  • The superior performance of endowment investors in the period from 1991 through 1998, which was 7 percentage points a year over other types of LPs, is due mostly to their greater access to the top-performing venture capital partnerships.
  • In the subsequent period from 1999 through 2006, endowments no longer outperform, no longer have greater access to funds likely to restrict it, and do not make better investment selections than other types of institutional investors. There also was no significant outperformance, even for the leading endowments. And that’s whether measuring internal rates of return by the top 15 or the top two (Yale and Harvard) endowments.
  • The performance gap is driven entirely by endowments’ investment in the venture industry, which benefited most from the technology boom of the 1990s. During this period, the main source of endowments’ unusually good performance was their superior access to the best venture funds.
  • In the subsequent eight-year period, between 1999 and 2006, endowments no longer outperform other types of limited partners.
  • The endowment advantage in skill or sophistication in selecting investments has declined over time.
  • The private equity industry has matured and become more competitive, and the dispersion of outcomes has narrowed. As a result, the economic rents available to limited partners have declined—just as theory predicts it should. In other words, the huge inflows of capital and the commoditization of the industry have lowered the economic rents to general partners. The importance of limited access, which reflects the sharing of these rents in return for other benefits, has decreased as well.
  • Private equity investments continue to outperform public markets, on average.
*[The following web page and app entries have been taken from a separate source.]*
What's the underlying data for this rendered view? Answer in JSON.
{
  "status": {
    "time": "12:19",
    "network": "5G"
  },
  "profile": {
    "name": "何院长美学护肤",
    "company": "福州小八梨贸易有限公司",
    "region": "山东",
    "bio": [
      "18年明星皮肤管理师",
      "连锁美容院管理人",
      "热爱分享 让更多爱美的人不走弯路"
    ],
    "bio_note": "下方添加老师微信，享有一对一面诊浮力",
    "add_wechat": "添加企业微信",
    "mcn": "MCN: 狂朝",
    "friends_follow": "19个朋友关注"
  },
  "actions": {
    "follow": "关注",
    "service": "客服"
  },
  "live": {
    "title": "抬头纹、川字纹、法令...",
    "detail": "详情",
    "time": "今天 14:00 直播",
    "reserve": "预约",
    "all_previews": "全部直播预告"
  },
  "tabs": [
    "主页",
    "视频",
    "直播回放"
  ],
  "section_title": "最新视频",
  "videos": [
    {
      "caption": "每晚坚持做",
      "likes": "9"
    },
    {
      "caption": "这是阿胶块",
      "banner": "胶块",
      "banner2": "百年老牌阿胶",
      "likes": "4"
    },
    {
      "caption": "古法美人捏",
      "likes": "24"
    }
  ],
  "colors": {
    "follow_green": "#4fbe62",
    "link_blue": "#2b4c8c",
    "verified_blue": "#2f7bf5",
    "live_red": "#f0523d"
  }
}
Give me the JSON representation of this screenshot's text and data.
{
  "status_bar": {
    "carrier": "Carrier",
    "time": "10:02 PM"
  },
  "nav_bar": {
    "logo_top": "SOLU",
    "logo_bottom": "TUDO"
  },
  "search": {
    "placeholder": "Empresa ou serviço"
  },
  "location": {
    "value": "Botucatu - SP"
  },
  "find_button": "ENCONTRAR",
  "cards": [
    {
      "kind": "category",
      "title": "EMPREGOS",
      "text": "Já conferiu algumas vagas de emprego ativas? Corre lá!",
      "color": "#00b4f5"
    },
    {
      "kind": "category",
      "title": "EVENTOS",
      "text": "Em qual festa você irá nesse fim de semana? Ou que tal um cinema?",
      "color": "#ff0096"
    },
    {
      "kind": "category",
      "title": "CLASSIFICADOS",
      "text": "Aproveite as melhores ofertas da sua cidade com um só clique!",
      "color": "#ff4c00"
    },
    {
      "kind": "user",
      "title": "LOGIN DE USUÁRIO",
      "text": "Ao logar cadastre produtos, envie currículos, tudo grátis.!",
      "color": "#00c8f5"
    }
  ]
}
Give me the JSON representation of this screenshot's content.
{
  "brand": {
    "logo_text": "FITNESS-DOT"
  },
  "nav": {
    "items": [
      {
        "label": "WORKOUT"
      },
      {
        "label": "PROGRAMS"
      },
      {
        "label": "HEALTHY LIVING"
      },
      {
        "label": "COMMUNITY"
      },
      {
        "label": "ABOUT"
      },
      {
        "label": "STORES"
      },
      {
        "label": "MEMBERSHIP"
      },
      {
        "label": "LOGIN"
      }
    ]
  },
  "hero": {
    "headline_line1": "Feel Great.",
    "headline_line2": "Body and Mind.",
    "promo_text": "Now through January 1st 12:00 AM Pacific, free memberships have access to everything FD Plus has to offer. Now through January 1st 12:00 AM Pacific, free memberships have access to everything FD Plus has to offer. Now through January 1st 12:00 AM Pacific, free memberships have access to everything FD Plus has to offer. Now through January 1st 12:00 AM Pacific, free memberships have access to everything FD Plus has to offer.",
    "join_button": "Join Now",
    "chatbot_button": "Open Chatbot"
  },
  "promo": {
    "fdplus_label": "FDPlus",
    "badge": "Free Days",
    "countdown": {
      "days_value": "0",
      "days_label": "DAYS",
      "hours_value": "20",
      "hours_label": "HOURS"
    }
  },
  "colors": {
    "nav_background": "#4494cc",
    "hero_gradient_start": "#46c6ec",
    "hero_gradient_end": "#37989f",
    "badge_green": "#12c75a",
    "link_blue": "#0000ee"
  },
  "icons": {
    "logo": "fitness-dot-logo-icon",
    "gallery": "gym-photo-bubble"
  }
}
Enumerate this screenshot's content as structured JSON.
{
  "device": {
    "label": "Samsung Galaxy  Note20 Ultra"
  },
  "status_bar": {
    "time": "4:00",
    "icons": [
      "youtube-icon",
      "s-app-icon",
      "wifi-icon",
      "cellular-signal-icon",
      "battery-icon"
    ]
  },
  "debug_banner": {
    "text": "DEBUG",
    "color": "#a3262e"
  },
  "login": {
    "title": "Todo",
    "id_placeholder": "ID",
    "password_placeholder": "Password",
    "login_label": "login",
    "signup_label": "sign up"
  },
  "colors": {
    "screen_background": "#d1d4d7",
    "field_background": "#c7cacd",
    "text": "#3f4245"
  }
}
Analyzing The Data

Let’s now focus on this last point. While the authors did find that private equity outperformed public markets on average, looking at the results through the proper lens would provide a different perspective.

For example, the authors find that funds in which endowments invest have the highest performance of any LP type over the entire 1991-2006 sample period, averaging a 13.4 percent internal rate of return. While that is indeed higher than the 11.8 percent annualized return on the S&P 500 Index over that same time frame, it’s also much lower than the annualized return of 19.5 percent on publicly available and more similarly risky U.S. small value stocks (as represented by the Fama-French small value index).

And keep in mind that during this period, LP investments by endowments outperformed the average LP investment. This finding, that private equity outperforms the S&P 500 but underperforms more similarly risky small value stocks, is consistent with prior research.

For example, private equity overall returned 13.8 percent for the 20-year period ending June 30, 2005, outperforming the S&P 500 by 2.6 percentage points. That’s according to Venture Economics, a provider of information and analysis on the venture capital industry.

A Small-Cap Alternative

However, during the same period, small-cap value stocks returned 16.0 percent, outperforming venture capital by 2.2 percentage points.

The bottom line is this: The evidence clearly demonstrates that investors seeking higher returns than those provided by the S&P 500 Index, and considering investing in private equity, would, on average, be better served by looking to small value stocks (both domestically and internationally) in the public markets.

Larry Swedroe is the director of research for the BAM Alliance, a community of more than 140 independent registered investment advisors throughout the country.


Larry Swedroe is a principal and the director of research for Buckingham Strategic Wealth, an independent member of the BAM Alliance. Previously, he was vice chairman of Prudential Home Mortgage.